[TASK INSTRUCTIONS]
The records below should be written out again, exactly.

___ MATERIAL PROVIDED

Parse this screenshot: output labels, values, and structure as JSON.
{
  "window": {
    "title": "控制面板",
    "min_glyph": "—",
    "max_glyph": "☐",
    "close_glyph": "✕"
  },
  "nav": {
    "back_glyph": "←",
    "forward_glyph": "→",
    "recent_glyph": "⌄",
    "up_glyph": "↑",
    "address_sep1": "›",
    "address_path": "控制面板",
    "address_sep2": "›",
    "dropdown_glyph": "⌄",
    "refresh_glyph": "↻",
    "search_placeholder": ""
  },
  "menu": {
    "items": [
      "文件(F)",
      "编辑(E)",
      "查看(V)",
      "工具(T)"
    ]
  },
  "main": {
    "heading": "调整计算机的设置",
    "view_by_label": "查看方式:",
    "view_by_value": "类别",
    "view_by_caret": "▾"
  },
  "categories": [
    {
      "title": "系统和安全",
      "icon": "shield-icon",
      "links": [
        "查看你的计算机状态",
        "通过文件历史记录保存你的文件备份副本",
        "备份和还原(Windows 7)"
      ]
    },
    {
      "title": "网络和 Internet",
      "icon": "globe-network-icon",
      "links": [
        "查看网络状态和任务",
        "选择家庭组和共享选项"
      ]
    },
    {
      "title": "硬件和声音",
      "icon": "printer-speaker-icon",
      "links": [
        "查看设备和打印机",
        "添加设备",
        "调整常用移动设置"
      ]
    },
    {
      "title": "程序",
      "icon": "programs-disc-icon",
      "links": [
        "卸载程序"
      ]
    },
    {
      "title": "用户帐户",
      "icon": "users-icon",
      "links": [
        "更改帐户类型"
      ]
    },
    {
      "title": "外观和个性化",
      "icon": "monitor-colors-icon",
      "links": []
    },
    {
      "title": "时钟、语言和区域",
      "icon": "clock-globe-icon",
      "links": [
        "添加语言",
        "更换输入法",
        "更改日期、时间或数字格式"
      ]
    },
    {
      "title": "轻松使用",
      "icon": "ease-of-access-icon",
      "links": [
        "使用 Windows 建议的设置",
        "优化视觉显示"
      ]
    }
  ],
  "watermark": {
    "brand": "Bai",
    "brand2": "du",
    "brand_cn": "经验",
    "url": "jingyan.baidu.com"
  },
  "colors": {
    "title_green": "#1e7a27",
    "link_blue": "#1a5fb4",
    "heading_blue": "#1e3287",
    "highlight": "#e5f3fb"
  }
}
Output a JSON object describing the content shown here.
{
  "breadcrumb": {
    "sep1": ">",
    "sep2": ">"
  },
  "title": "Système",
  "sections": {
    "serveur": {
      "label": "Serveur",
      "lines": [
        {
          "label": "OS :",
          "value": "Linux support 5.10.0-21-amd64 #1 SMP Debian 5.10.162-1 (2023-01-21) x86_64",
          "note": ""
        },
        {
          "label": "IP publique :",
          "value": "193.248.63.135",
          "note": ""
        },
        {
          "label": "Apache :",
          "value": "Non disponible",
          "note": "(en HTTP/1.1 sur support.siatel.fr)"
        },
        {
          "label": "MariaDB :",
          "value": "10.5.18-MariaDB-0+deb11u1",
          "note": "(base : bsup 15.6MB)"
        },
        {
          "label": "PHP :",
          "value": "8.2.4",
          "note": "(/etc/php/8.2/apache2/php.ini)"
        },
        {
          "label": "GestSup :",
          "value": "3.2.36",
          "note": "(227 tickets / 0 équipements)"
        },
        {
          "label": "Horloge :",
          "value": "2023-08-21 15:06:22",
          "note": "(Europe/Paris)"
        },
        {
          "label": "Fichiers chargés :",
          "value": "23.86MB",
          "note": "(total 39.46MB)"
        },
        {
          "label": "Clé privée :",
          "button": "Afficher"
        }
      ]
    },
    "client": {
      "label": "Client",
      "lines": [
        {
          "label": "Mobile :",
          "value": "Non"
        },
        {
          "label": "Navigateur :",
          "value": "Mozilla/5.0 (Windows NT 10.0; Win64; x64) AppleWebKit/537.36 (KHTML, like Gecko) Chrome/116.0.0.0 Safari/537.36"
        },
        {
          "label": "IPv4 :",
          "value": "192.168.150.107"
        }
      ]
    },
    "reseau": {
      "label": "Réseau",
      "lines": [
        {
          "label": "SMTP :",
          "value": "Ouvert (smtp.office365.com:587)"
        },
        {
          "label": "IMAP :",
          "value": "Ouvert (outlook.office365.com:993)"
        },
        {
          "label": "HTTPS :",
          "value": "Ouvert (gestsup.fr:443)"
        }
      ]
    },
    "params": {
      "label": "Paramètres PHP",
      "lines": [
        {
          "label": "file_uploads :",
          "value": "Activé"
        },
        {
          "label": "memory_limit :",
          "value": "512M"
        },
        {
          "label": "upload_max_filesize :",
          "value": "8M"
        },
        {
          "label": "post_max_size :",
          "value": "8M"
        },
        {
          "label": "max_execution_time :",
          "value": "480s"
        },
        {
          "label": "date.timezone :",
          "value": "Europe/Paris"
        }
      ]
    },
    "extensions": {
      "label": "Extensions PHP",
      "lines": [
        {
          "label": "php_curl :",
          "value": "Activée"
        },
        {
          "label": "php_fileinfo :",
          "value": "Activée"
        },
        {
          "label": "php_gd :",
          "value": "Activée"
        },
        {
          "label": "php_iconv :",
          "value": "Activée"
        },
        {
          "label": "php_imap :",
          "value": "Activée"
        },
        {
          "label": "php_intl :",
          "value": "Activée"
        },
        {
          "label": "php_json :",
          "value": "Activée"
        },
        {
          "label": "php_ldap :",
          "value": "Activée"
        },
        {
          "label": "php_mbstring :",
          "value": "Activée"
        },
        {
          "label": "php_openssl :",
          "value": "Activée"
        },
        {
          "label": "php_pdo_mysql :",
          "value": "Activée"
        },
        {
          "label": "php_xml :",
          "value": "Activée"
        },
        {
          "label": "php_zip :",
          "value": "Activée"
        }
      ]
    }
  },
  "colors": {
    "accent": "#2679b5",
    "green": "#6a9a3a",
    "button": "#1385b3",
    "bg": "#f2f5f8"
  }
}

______

[RESULT OF THIS EXERCISE]
Parse this screenshot: output labels, values, and structure as JSON.
{
  "window": {
    "title": "控制面板",
    "min_glyph": "—",
    "max_glyph": "☐",
    "close_glyph": "✕"
  },
  "nav": {
    "back_glyph": "←",
    "forward_glyph": "→",
    "recent_glyph": "⌄",
    "up_glyph": "↑",
    "address_sep1": "›",
    "address_path": "控制面板",
    "address_sep2": "›",
    "dropdown_glyph": "⌄",
    "refresh_glyph": "↻",
    "search_placeholder": ""
  },
  "menu": {
    "items": [
      "文件(F)",
      "编辑(E)",
      "查看(V)",
      "工具(T)"
    ]
  },
  "main": {
    "heading": "调整计算机的设置",
    "view_by_label": "查看方式:",
    "view_by_value": "类别",
    "view_by_caret": "▾"
  },
  "categories": [
    {
      "title": "系统和安全",
      "icon": "shield-icon",
      "links": [
        "查看你的计算机状态",
        "通过文件历史记录保存你的文件备份副本",
        "备份和还原(Windows 7)"
      ]
    },
    {
      "title": "网络和 Internet",
      "icon": "globe-network-icon",
      "links": [
        "查看网络状态和任务",
        "选择家庭组和共享选项"
      ]
    },
    {
      "title": "硬件和声音",
      "icon": "printer-speaker-icon",
      "links": [
        "查看设备和打印机",
        "添加设备",
        "调整常用移动设置"
      ]
    },
    {
      "title": "程序",
      "icon": "programs-disc-icon",
      "links": [
        "卸载程序"
      ]
    },
    {
      "title": "用户帐户",
      "icon": "users-icon",
      "links": [
        "更改帐户类型"
      ]
    },
    {
      "title": "外观和个性化",
      "icon": "monitor-colors-icon",
      "links": []
    },
    {
      "title": "时钟、语言和区域",
      "icon": "clock-globe-icon",
      "links": [
        "添加语言",
        "更换输入法",
        "更改日期、时间或数字格式"
      ]
    },
    {
      "title": "轻松使用",
      "icon": "ease-of-access-icon",
      "links": [
        "使用 Windows 建议的设置",
        "优化视觉显示"
      ]
    }
  ],
  "watermark": {
    "brand": "Bai",
    "brand2": "du",
    "brand_cn": "经验",
    "url": "jingyan.baidu.com"
  },
  "colors": {
    "title_green": "#1e7a27",
    "link_blue": "#1a5fb4",
    "heading_blue": "#1e3287",
    "highlight": "#e5f3fb"
  }
}
Output a JSON object describing the content shown here.
{
  "breadcrumb": {
    "sep1": ">",
    "sep2": ">"
  },
  "title": "Système",
  "sections": {
    "serveur": {
      "label": "Serveur",
      "lines": [
        {
          "label": "OS :",
          "value": "Linux support 5.10.0-21-amd64 #1 SMP Debian 5.10.162-1 (2023-01-21) x86_64",
          "note": ""
        },
        {
          "label": "IP publique :",
          "value": "193.248.63.135",
          "note": ""
        },
        {
          "label": "Apache :",
          "value": "Non disponible",
          "note": "(en HTTP/1.1 sur support.siatel.fr)"
        },
        {
          "label": "MariaDB :",
          "value": "10.5.18-MariaDB-0+deb11u1",
          "note": "(base : bsup 15.6MB)"
        },
        {
          "label": "PHP :",
          "value": "8.2.4",
          "note": "(/etc/php/8.2/apache2/php.ini)"
        },
        {
          "label": "GestSup :",
          "value": "3.2.36",
          "note": "(227 tickets / 0 équipements)"
        },
        {
          "label": "Horloge :",
          "value": "2023-08-21 15:06:22",
          "note": "(Europe/Paris)"
        },
        {
          "label": "Fichiers chargés :",
          "value": "23.86MB",
          "note": "(total 39.46MB)"
        },
        {
          "label": "Clé privée :",
          "button": "Afficher"
        }
      ]
    },
    "client": {
      "label": "Client",
      "lines": [
        {
          "label": "Mobile :",
          "value": "Non"
        },
        {
          "label": "Navigateur :",
          "value": "Mozilla/5.0 (Windows NT 10.0; Win64; x64) AppleWebKit/537.36 (KHTML, like Gecko) Chrome/116.0.0.0 Safari/537.36"
        },
        {
          "label": "IPv4 :",
          "value": "192.168.150.107"
        }
      ]
    },
    "reseau": {
      "label": "Réseau",
      "lines": [
        {
          "label": "SMTP :",
          "value": "Ouvert (smtp.office365.com:587)"
        },
        {
          "label": "IMAP :",
          "value": "Ouvert (outlook.office365.com:993)"
        },
        {
          "label": "HTTPS :",
          "value": "Ouvert (gestsup.fr:443)"
        }
      ]
    },
    "params": {
      "label": "Paramètres PHP",
      "lines": [
        {
          "label": "file_uploads :",
          "value": "Activé"
        },
        {
          "label": "memory_limit :",
          "value": "512M"
        },
        {
          "label": "upload_max_filesize :",
          "value": "8M"
        },
        {
          "label": "post_max_size :",
          "value": "8M"
        },
        {
          "label": "max_execution_time :",
          "value": "480s"
        },
        {
          "label": "date.timezone :",
          "value": "Europe/Paris"
        }
      ]
    },
    "extensions": {
      "label": "Extensions PHP",
      "lines": [
        {
          "label": "php_curl :",
          "value": "Activée"
        },
        {
          "label": "php_fileinfo :",
          "value": "Activée"
        },
        {
          "label": "php_gd :",
          "value": "Activée"
        },
        {
          "label": "php_iconv :",
          "value": "Activée"
        },
        {
          "label": "php_imap :",
          "value": "Activée"
        },
        {
          "label": "php_intl :",
          "value": "Activée"
        },
        {
          "label": "php_json :",
          "value": "Activée"
        },
        {
          "label": "php_ldap :",
          "value": "Activée"
        },
        {
          "label": "php_mbstring :",
          "value": "Activée"
        },
        {
          "label": "php_openssl :",
          "value": "Activée"
        },
        {
          "label": "php_pdo_mysql :",
          "value": "Activée"
        },
        {
          "label": "php_xml :",
          "value": "Activée"
        },
        {
          "label": "php_zip :",
          "value": "Activée"
        }
      ]
    }
  },
  "colors": {
    "accent": "#2679b5",
    "green": "#6a9a3a",
    "button": "#1385b3",
    "bg": "#f2f5f8"
  }
}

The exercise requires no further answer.